My little cold from last week turned into a big cold. I didn’t work out from Tuesday until Sunday. If you know me, you know how incredibly hard this was for me.
Indeed, I’ve been hammered left, right, and sideways by this thing. My glands are swollen, I’m congested, and I’ve got a perpetual headache that just won’t quit. In short? I’m miserable.
I went back to boot camp yesterday excited, apprehensive, and cautious. The first day is, of course, the least intense day of camp, so I told myself that I would make it. Coughing kept me awake all night long and I finally gave up at 3:00am and went downstairs to work in my office until it was time to leave.
Here’s the thing. After an illness, when I’ve taken a few days off, I always panic. I somehow imagine that I can lose years’ worth of base fitness in only five days. This is impossible, of course, but it never fails that I will entertain the notion.
Yesterday there were more than 30 women at camp. We hardly fit into the room.
“I think Daniel is over-booking his flights!” I told Kirsten.
Who can blame him? If history repeats itself then 10 of those women will vanish within the first four days and we’ll be back to a normal number.
Daniel was in rare form. He came out swinging with every bad joke he knows (and he knows a lot) and worked the crowd like a pro. You could tell that he really wanted to curb the attrition that’s become a trend. By the end of the hour he actually had most of the class laughing and I was impressed with his perseverance.
While he was busy riling everyone up, I was suffering fantastically. It was as mellow as I’d expected, but my body wasn’t happy about the extra stress. I fought the urge to panic and reminded myself that I was still sick, that this weakness was not the result of huge amounts of fitness lost. Still – I felt impossibly frail – my former power just a flicker of a memory.
I made it through (just barely) and laid on my mat as blood flowed through me. I closed my eyes and imagined all that blood pulsing and pushing, carrying little soldiers in to battle my flu bug. The lymph nodes were swollen and overloaded with the task of making armor and weaponry. The blood carried the troops and valiant heroics were occurring all over the place. We’re winning the war. Slowly.

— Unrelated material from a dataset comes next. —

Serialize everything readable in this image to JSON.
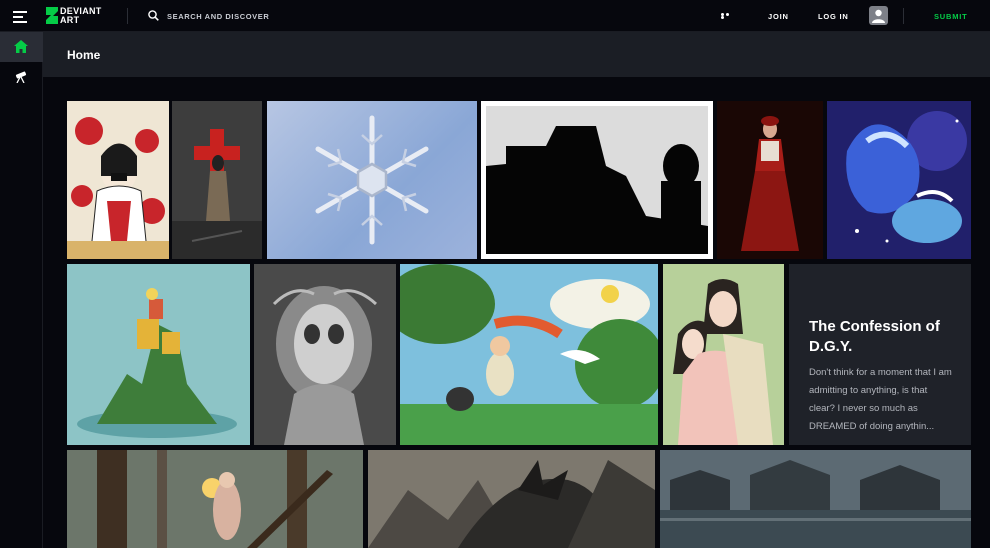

I’m sure I sound like a total nutjob, but I resigned myself to that long ago. I have always had a great imagination but had never before considered that it would help me in any way besides thinking of great stories or keeping me occupied as a child.
Last week in my eval session Daniel reminded me otherwise.
“I know this sounds silly,” he said, “But remember when you used to play make-believe as a child? Use that part of your imagination and pretend that you are already at your goal. Imagine your body is already the way that you want it to be. Look in the mirror and see it there. I know it sounds crazy – but it really, really works.”
I took it to heart.
Last night I laid in bed with my head propped high and closed my eyes. I focused on my breathing and imagined that with every exhalation I was ridding my body of the germs that were plaguing it. When I inhaled I was filling myself with good healing energy. I tried to imagine the blood in my veins and all the various, intricate workings of my body. I imagined waking up as I have not in over 6 days: healthy, revived, energetic, healed. I envisioned a long, slow run in which the last of the violating germs were expelled and my mind found that euphoria that exists in the place where foot cadence matches breath, matches life-rhythm, matches hearbeat.
This morning I let myself sleep until almost 9:30am, logging 11 full hours of rest. I immediately became aware of my glands, which had become noticeably smaller overnight. My sinuses, too, were relieved of pressure and beginning to truly expel. My coughing was more effective and less painful.
Not complete wellness, to be sure, but a huge step in the right direction.
Whether or not I sound insane, I have to admit that I think there is real merit to the idea that the power of the mind can help to transform the body. Whether we are talking about fitness or general wellness, what we envision for ourselves and focus intensely on is probably more likely to become a reality. There are a lot of ways to explain this but what’s the point? If it works then it works.
What do you want for yourself today? What do you want for your life? For your body? Write it down, make a collage, create a picture in your mind. Find a way to focus on it and push out the thoughts that are telling you that you can’t do it (what good are these thoughts, anyway?).
Now more than ever, as I more diligently push my life in the direction that I have envisioned for myself, am I starting to really believe in the power of positive thinking. Believe that it is possible and then work to make it happen. Imagine yourself as you’ve always wanted to be and then act on that vision.
Now go do it.